■ Items from an interface collection
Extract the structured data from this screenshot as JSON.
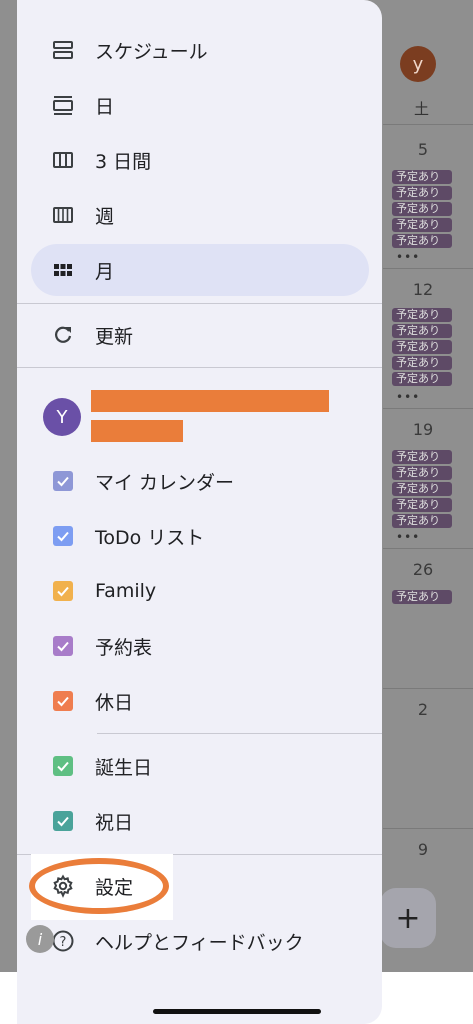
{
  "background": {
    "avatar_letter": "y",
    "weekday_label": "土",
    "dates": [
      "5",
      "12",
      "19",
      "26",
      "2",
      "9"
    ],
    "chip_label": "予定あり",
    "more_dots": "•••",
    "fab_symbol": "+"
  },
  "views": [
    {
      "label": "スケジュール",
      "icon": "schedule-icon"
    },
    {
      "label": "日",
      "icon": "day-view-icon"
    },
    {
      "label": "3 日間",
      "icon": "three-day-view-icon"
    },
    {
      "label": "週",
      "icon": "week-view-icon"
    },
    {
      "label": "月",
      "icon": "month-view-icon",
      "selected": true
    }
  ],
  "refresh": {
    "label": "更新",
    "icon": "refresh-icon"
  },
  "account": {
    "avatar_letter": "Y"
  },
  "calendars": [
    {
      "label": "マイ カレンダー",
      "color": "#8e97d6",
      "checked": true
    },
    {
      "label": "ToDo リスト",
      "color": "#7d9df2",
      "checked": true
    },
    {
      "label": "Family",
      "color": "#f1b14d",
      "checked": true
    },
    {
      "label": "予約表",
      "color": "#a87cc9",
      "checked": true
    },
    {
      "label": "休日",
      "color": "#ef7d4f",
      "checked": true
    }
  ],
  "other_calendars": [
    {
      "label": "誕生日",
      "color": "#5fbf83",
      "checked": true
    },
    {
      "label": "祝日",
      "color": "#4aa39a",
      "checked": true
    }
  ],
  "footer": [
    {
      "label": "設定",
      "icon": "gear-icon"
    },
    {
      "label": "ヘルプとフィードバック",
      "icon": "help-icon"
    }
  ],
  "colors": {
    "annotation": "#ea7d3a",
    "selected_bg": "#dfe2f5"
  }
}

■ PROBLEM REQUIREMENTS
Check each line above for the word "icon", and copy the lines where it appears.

■ ANSWER FOR THE TASK
      "icon": "schedule-icon"
      "icon": "day-view-icon"
      "icon": "three-day-view-icon"
      "icon": "week-view-icon"
      "icon": "month-view-icon",
    "icon": "refresh-icon"
      "icon": "gear-icon"
      "icon": "help-icon"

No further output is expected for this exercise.